--- TASK REQUIREMENTS ---
Return each line below exactly as it reads, and omit any image in it.

Web page and app entries
⟨

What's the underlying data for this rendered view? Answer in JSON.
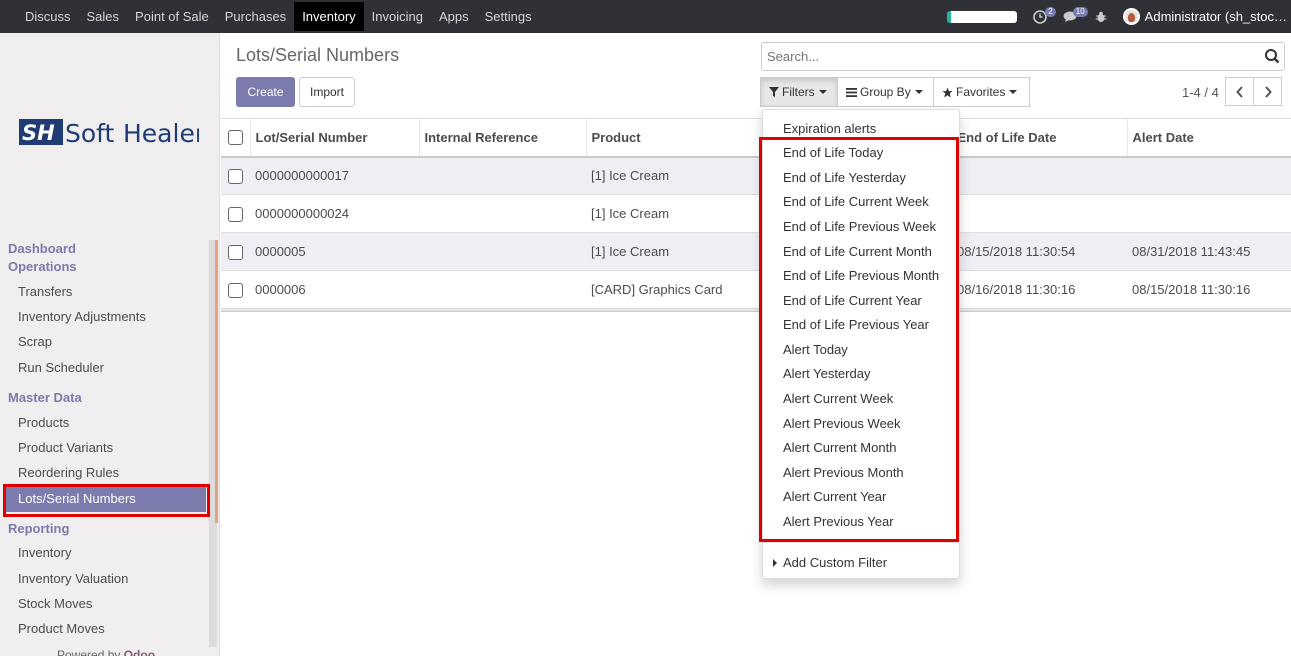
{
  "topbar": {
    "menu": [
      "Discuss",
      "Sales",
      "Point of Sale",
      "Purchases",
      "Inventory",
      "Invoicing",
      "Apps",
      "Settings"
    ],
    "active_menu": "Inventory",
    "activity_count": "2",
    "message_count": "10",
    "user_label": "Administrator (sh_stoc…"
  },
  "sidebar": {
    "logo_mark": "SH",
    "logo_text": "Soft Healer",
    "sections": [
      {
        "title": "Dashboard",
        "items": []
      },
      {
        "title": "Operations",
        "items": [
          "Transfers",
          "Inventory Adjustments",
          "Scrap",
          "Run Scheduler"
        ]
      },
      {
        "title": "Master Data",
        "items": [
          "Products",
          "Product Variants",
          "Reordering Rules",
          "Lots/Serial Numbers"
        ]
      },
      {
        "title": "Reporting",
        "items": [
          "Inventory",
          "Inventory Valuation",
          "Stock Moves",
          "Product Moves"
        ]
      }
    ],
    "active_item": "Lots/Serial Numbers",
    "powered_prefix": "Powered by",
    "powered_brand": "Odoo"
  },
  "control": {
    "title": "Lots/Serial Numbers",
    "create_label": "Create",
    "import_label": "Import",
    "search_placeholder": "Search...",
    "filters_label": "Filters",
    "groupby_label": "Group By",
    "favorites_label": "Favorites",
    "pager_text": "1-4 / 4"
  },
  "table": {
    "columns": [
      "Lot/Serial Number",
      "Internal Reference",
      "Product",
      "",
      "End of Life Date",
      "Alert Date"
    ],
    "rows": [
      {
        "lot": "0000000000017",
        "ref": "",
        "product": "[1] Ice Cream",
        "eol": "",
        "alert": ""
      },
      {
        "lot": "0000000000024",
        "ref": "",
        "product": "[1] Ice Cream",
        "eol": "",
        "alert": ""
      },
      {
        "lot": "0000005",
        "ref": "",
        "product": "[1] Ice Cream",
        "eol": "08/15/2018 11:30:54",
        "alert": "08/31/2018 11:43:45"
      },
      {
        "lot": "0000006",
        "ref": "",
        "product": "[CARD] Graphics Card",
        "eol": "08/16/2018 11:30:16",
        "alert": "08/15/2018 11:30:16"
      }
    ]
  },
  "filters_dropdown": {
    "items": [
      "Expiration alerts",
      "End of Life Today",
      "End of Life Yesterday",
      "End of Life Current Week",
      "End of Life Previous Week",
      "End of Life Current Month",
      "End of Life Previous Month",
      "End of Life Current Year",
      "End of Life Previous Year",
      "Alert Today",
      "Alert Yesterday",
      "Alert Current Week",
      "Alert Previous Week",
      "Alert Current Month",
      "Alert Previous Month",
      "Alert Current Year",
      "Alert Previous Year"
    ],
    "custom_label": "Add Custom Filter"
  },
  "colors": {
    "accent": "#7c7bad",
    "topbar": "#2f3136",
    "highlight_box": "#e00000"
  }
}
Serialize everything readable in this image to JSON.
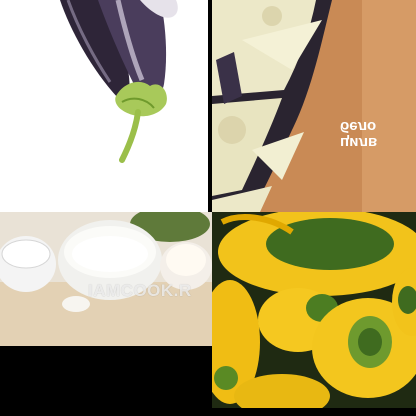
{
  "panels": [
    {
      "subject": "eggplant"
    },
    {
      "subject": "sliced-eggplant-on-board"
    },
    {
      "subject": "flour-and-bowls"
    },
    {
      "subject": "pattypan-squash"
    }
  ],
  "watermark": "IAMCOOK.R",
  "board_text_line1": "цилв",
  "board_text_line2": "бело",
  "colors": {
    "eggplant": "#3b2f4a",
    "stem": "#9bbf4a",
    "board": "#c98a55",
    "squash_yellow": "#f2c31b",
    "squash_green": "#3f6b1f"
  }
}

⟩

--- ANSWER BOX ---
What's the underlying data for this rendered view? Answer in JSON.
{
  "topbar": {
    "menu": [
      "Discuss",
      "Sales",
      "Point of Sale",
      "Purchases",
      "Inventory",
      "Invoicing",
      "Apps",
      "Settings"
    ],
    "active_menu": "Inventory",
    "activity_count": "2",
    "message_count": "10",
    "user_label": "Administrator (sh_stoc…"
  },
  "sidebar": {
    "logo_mark": "SH",
    "logo_text": "Soft Healer",
    "sections": [
      {
        "title": "Dashboard",
        "items": []
      },
      {
        "title": "Operations",
        "items": [
          "Transfers",
          "Inventory Adjustments",
          "Scrap",
          "Run Scheduler"
        ]
      },
      {
        "title": "Master Data",
        "items": [
          "Products",
          "Product Variants",
          "Reordering Rules",
          "Lots/Serial Numbers"
        ]
      },
      {
        "title": "Reporting",
        "items": [
          "Inventory",
          "Inventory Valuation",
          "Stock Moves",
          "Product Moves"
        ]
      }
    ],
    "active_item": "Lots/Serial Numbers",
    "powered_prefix": "Powered by",
    "powered_brand": "Odoo"
  },
  "control": {
    "title": "Lots/Serial Numbers",
    "create_label": "Create",
    "import_label": "Import",
    "search_placeholder": "Search...",
    "filters_label": "Filters",
    "groupby_label": "Group By",
    "favorites_label": "Favorites",
    "pager_text": "1-4 / 4"
  },
  "table": {
    "columns": [
      "Lot/Serial Number",
      "Internal Reference",
      "Product",
      "",
      "End of Life Date",
      "Alert Date"
    ],
    "rows": [
      {
        "lot": "0000000000017",
        "ref": "",
        "product": "[1] Ice Cream",
        "eol": "",
        "alert": ""
      },
      {
        "lot": "0000000000024",
        "ref": "",
        "product": "[1] Ice Cream",
        "eol": "",
        "alert": ""
      },
      {
        "lot": "0000005",
        "ref": "",
        "product": "[1] Ice Cream",
        "eol": "08/15/2018 11:30:54",
        "alert": "08/31/2018 11:43:45"
      },
      {
        "lot": "0000006",
        "ref": "",
        "product": "[CARD] Graphics Card",
        "eol": "08/16/2018 11:30:16",
        "alert": "08/15/2018 11:30:16"
      }
    ]
  },
  "filters_dropdown": {
    "items": [
      "Expiration alerts",
      "End of Life Today",
      "End of Life Yesterday",
      "End of Life Current Week",
      "End of Life Previous Week",
      "End of Life Current Month",
      "End of Life Previous Month",
      "End of Life Current Year",
      "End of Life Previous Year",
      "Alert Today",
      "Alert Yesterday",
      "Alert Current Week",
      "Alert Previous Week",
      "Alert Current Month",
      "Alert Previous Month",
      "Alert Current Year",
      "Alert Previous Year"
    ],
    "custom_label": "Add Custom Filter"
  },
  "colors": {
    "accent": "#7c7bad",
    "topbar": "#2f3136",
    "highlight_box": "#e00000"
  }
}
Serialize everything readable in this image to JSON.
{
  "panels": [
    {
      "subject": "eggplant"
    },
    {
      "subject": "sliced-eggplant-on-board"
    },
    {
      "subject": "flour-and-bowls"
    },
    {
      "subject": "pattypan-squash"
    }
  ],
  "watermark": "IAMCOOK.R",
  "board_text_line1": "цилв",
  "board_text_line2": "бело",
  "colors": {
    "eggplant": "#3b2f4a",
    "stem": "#9bbf4a",
    "board": "#c98a55",
    "squash_yellow": "#f2c31b",
    "squash_green": "#3f6b1f"
  }
}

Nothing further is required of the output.